The County Planning and Zoning (P&Z) Commission unanimously recommended denial of the Riverview application — a 1,400-foot wooden bridge to a proposed 72-unit residential planned community (RPC) — at the May 12 P&Z meeting.
That recommendation now in the record, Riverview should reappear on the Sussex County Council agenda in coming weeks, and council members will cast their own votes at that time.
The proposed project would sit on an 80-acre parcel of land near the Tuckahoe Acres campground (Holt’s Landing area), north of Millville.
The P&Z held public hearing on the application back in March, and local Commission Member Rodney Smith said he’d put a lot of thought into it since then.
He said he’d visited and revisited the site, and conferred with wetlands scientists. “And, I’ve visited some of the wetlands mitigation sites, which Ed Launay (environmental consultant for the project) has pointed out as a source of pride,” Smith noted.
However, setting aside that issue, he said the alternate emergency evacuation route (across neighbor Barbara Murray’s land, if the bridge was blocked, for instance) was “clearly trespass,” as long as Murray remains opposed to granting an easement.
But even if it wasn’t trespass, he said new ditches or seasonal high water could easily negate that option.
Smith said he was concerned for residents’ safety, but also for emergency responders, in the event they should cross the bridge and become trapped at the new development.
Responders to a recent fire near Millsboro (Phillips Hill) found their escape route temporarily blocked, he pointed out — if reeds and marsh grasses around the wooden bridge blazed up, the same situation might occur at Riverview.
“These guys don’t cut and run — a fire could see them isolated out there,” Smith concluded.
Also, because the timber bridge would need to be treated periodically, and bolts tightened once a year, he anticipated a continuing impact on the wetlands, long after construction.
The applicants had pointed to a similar wooden bridge at the nearby Ellis Point, but that one is much shorter. Smith said it was like comparing T-ball to the World Series.
In addition, according to P&Z Chair John Allen, the development hadn’t met the purpose of the RPC (provide a superior living environment while promoting design ingenuity).
By his estimation, it had been designed to fit in as many homes as possible. He also cited state recommendations for directing growth to areas where infrastructure already exists — Riverview is outside county sewer districts, and the road is relatively unimproved.
In other local business, the P&Z forwarded a recommendation for denial on Ed Chiasson’s application for a change of zone from agricultural-residential (AR-1) to commercial (C-1) at his acre-or-so near the Bayside Sales Center (Route 54).
Chiasson is a local artisan, known for his scale model lighthouses. He said he’d been thinking of selling his land over the past year, but had a change of heart and decided he’d rather just stay put.

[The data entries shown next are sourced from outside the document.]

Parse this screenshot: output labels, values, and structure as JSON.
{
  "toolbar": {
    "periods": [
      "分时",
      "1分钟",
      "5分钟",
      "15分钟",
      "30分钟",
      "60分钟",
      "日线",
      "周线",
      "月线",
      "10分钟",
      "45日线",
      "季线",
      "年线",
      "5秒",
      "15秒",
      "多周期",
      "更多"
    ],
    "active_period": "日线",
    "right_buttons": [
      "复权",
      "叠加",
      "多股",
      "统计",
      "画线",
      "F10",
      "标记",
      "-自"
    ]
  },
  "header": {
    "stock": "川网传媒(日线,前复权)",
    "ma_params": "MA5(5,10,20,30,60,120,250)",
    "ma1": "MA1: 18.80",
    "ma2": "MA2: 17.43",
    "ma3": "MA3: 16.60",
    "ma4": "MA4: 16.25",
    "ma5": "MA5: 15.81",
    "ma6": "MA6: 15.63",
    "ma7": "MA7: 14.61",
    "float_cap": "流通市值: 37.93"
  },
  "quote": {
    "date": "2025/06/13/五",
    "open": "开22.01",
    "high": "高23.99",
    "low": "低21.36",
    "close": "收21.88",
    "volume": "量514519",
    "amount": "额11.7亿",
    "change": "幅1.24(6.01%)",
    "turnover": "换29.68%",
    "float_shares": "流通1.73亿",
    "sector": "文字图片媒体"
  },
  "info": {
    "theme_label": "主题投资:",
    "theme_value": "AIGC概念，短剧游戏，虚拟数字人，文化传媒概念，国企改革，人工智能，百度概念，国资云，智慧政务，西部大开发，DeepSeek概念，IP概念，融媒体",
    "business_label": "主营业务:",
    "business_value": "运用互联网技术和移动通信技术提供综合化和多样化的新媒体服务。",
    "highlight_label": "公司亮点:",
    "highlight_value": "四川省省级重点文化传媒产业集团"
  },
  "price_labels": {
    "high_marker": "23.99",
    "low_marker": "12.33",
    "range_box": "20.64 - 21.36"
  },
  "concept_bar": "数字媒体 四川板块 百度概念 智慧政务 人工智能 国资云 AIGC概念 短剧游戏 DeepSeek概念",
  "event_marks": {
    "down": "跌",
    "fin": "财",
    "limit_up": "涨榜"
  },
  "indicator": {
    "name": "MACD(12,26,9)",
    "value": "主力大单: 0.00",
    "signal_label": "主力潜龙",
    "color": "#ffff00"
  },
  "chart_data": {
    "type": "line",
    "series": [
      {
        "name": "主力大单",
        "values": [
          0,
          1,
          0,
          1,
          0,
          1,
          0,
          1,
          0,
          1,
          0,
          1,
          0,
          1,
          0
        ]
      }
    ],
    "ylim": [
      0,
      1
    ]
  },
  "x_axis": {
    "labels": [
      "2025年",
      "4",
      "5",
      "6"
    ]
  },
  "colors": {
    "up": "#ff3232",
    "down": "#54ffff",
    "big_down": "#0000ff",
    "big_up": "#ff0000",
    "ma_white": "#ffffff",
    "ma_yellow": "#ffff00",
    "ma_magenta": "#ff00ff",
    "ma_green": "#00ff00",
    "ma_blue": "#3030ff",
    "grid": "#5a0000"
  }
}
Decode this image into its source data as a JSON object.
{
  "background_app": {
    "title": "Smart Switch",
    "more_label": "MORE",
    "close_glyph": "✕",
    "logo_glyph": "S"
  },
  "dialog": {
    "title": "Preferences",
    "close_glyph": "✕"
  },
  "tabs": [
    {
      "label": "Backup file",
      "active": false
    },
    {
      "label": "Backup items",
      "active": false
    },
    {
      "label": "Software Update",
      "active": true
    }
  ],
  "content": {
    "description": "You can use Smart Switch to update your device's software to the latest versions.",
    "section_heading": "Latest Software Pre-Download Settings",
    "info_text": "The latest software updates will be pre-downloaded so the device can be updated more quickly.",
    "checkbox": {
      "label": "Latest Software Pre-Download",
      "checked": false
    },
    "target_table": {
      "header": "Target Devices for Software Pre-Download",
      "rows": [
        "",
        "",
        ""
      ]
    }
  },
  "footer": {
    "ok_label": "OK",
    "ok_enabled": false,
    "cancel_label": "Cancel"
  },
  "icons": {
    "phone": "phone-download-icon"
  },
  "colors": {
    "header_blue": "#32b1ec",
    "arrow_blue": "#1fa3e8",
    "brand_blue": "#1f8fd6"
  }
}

He said he would like to “open up a summer business, make some beer money,” and the change of zone would be appropriate because there were other commercial activities in the area (the sales office, and a service station immediately to the west). However, Allen questioned whether Chiasson was asking for rezoning merely to increase the value of his property.
Not so locally, but a potentially huge project for Sussex County, the Isaacs Glen application also came before the P&Z on May 12.
Attorney James Fuqua, representing the Reynolds Pond partnership, said the application was basically for an RPC overlay on AR-1 lands. Although it had been advertised as a change of zone to medium density RPC, density would be less than permitted on AR lands, he said (1.9 units per acre on average, but smaller lots clustered here and there).
However, it’s still huge — 1,592 residential units, plus a golf course, nearly 160,000 square feet of retail, more than 71,000 square feet of office space, a library, a village hall, swimming pools, a softball field, a basketball court, and so on.
The project rests on 836 acres between Milton and Milford.
According to Fuqua, the state didn’t like the plan because it didn’t direct growth to an area where there was already infrastructure in place. However, he said that wouldn’t be a problem here, because the developers weren’t asking for state assistance with infrastructure, and didn’t need any. They would build their own.
He stated a case for home rule, saying the ultimate decision should rest with Sussex County.
There were also concerns regarding the ability of homeowners’ association governance to manage such a large community. However, Fuqua pointed to Sea Colony near Bethany Beach — 2,200 residents, he said, and very respectable.
More than 300 of the Isaacs Glen residential units would be for assisted living — small, akin to hotel rooms. Even so, the development’s population could approach 4,000 people, larger than many towns in Sussex County. The P&Z deferred action on that application.